### TASK BRIEF
Among these records, which lines include "icon"? Copy them out.

________

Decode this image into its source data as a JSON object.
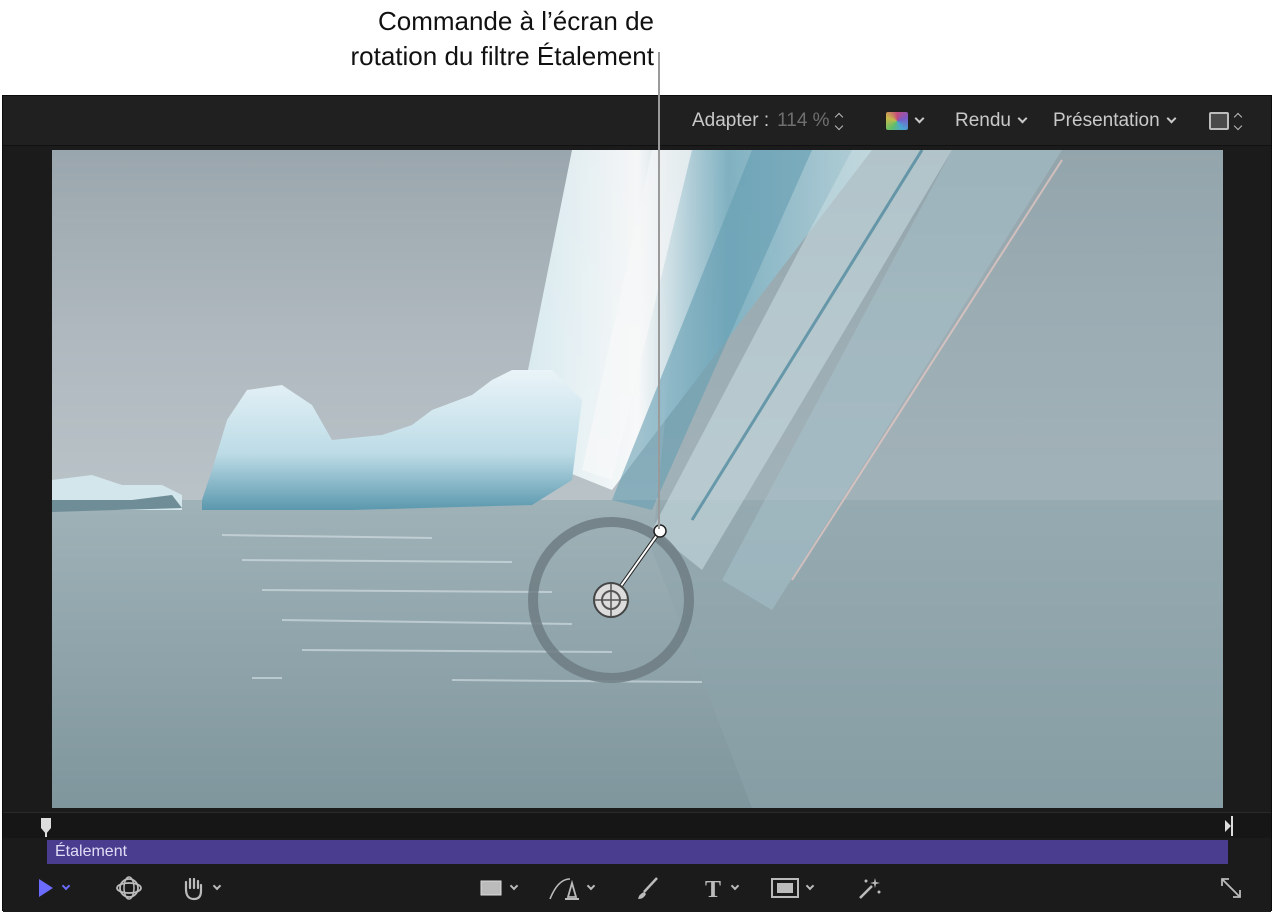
{
  "callout": {
    "line1": "Commande à l’écran de",
    "line2": "rotation du filtre Étalement"
  },
  "toolbar": {
    "fit_label": "Adapter :",
    "fit_value": "114 %",
    "color_menu": "color-channels-icon",
    "render_label": "Rendu",
    "view_label": "Présentation",
    "layout_menu": "square-layout-icon"
  },
  "canvas": {
    "image": "iceberg with streaked smear effect on water",
    "onscreen_control": "rotation-handle"
  },
  "timeline": {
    "clip_label": "Étalement"
  },
  "tools": [
    {
      "name": "select-tool",
      "icon": "arrow-icon",
      "has_menu": true
    },
    {
      "name": "3d-transform-tool",
      "icon": "orbit-icon",
      "has_menu": false
    },
    {
      "name": "pan-tool",
      "icon": "hand-icon",
      "has_menu": true
    },
    {
      "name": "shape-tool",
      "icon": "rectangle-icon",
      "has_menu": true
    },
    {
      "name": "bezier-tool",
      "icon": "pen-icon",
      "has_menu": true
    },
    {
      "name": "paint-tool",
      "icon": "brush-icon",
      "has_menu": false
    },
    {
      "name": "text-tool",
      "icon": "text-icon",
      "has_menu": true
    },
    {
      "name": "mask-tool",
      "icon": "mask-icon",
      "has_menu": true
    },
    {
      "name": "generator-tool",
      "icon": "magic-wand-icon",
      "has_menu": false
    },
    {
      "name": "fullscreen-toggle",
      "icon": "expand-icon",
      "has_menu": false
    }
  ],
  "colors": {
    "accent_purple": "#4a3d8f",
    "select_tool_blue": "#6b6bff"
  }
}
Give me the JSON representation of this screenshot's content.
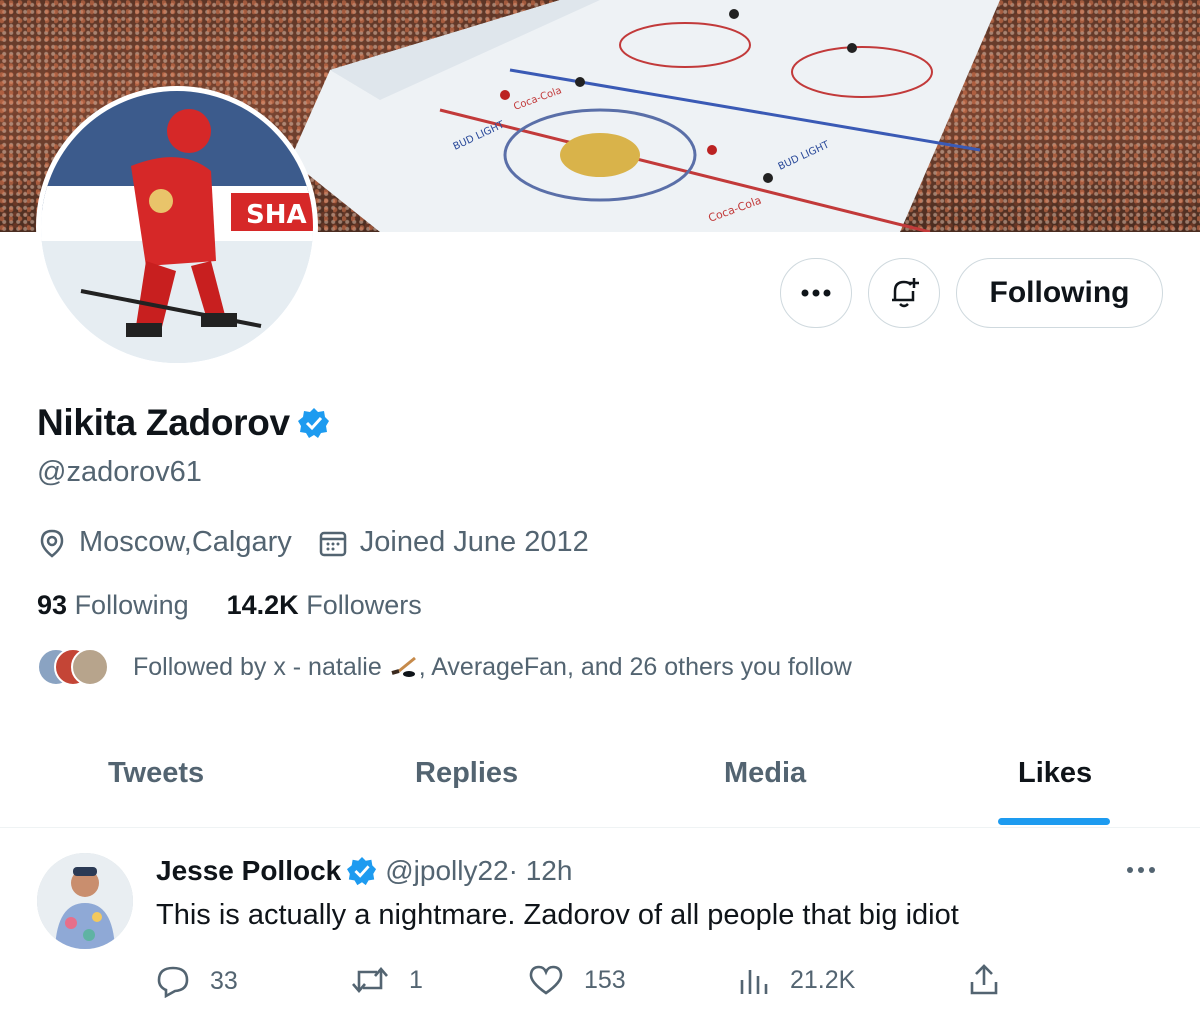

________

### SOLVED EXERCISE
    "color_menu": "color-channels-icon",
    "layout_menu": "square-layout-icon"
      "icon": "arrow-icon",
      "icon": "orbit-icon",
      "icon": "hand-icon",
      "icon": "rectangle-icon",
      "icon": "pen-icon",
      "icon": "brush-icon",
      "icon": "text-icon",
      "icon": "mask-icon",
      "icon": "magic-wand-icon",
      "icon": "expand-icon",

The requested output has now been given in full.